_Study material_
_ _ _

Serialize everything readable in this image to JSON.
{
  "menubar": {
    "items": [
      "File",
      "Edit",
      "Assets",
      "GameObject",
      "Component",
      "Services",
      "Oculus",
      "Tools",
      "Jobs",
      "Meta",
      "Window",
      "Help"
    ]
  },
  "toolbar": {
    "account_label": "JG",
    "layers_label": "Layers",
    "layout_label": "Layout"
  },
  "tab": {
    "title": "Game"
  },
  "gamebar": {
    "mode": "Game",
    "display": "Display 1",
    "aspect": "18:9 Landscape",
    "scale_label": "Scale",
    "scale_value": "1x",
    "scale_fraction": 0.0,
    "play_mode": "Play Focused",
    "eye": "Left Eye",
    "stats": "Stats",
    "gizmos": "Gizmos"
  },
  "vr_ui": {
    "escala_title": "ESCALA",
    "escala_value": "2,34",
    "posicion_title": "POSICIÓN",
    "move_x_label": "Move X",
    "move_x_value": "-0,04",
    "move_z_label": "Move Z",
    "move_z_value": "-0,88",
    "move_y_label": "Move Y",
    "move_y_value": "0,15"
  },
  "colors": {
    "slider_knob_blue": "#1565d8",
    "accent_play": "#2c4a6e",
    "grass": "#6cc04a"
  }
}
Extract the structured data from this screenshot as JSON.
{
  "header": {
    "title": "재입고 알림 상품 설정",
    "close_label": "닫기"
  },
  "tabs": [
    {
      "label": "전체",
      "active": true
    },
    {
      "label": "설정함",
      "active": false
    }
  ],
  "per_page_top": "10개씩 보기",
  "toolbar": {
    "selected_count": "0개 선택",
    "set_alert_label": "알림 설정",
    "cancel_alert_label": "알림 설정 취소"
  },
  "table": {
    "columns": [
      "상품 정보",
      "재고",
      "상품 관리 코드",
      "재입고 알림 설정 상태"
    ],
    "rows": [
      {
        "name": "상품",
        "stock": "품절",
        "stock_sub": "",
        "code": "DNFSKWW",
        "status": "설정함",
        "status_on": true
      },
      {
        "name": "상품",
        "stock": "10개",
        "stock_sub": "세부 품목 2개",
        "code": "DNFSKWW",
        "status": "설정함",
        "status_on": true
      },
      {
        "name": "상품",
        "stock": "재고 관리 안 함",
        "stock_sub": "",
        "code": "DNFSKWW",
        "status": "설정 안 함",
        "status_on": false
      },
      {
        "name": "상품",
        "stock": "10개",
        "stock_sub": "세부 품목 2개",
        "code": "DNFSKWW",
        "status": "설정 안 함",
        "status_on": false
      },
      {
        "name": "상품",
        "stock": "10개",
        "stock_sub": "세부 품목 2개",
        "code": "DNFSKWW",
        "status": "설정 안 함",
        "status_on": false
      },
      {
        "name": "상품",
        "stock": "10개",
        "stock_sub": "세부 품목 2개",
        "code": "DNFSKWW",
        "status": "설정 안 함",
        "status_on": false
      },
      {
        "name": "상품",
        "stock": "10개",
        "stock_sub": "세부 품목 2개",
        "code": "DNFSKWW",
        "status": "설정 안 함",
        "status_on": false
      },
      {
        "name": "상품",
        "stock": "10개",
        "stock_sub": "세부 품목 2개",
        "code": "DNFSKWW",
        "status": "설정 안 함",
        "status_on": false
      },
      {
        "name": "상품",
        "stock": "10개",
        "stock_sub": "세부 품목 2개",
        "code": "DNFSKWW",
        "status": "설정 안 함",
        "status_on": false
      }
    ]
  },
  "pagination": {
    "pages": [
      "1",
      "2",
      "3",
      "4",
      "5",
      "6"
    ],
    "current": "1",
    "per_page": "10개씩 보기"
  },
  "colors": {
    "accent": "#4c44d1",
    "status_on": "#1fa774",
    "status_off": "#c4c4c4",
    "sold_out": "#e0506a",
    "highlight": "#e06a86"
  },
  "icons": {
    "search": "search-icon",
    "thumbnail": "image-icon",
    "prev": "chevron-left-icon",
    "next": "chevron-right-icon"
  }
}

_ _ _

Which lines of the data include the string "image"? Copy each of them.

_Exercise response_
Serialize everything readable in this image to JSON.
    "thumbnail": "image-icon",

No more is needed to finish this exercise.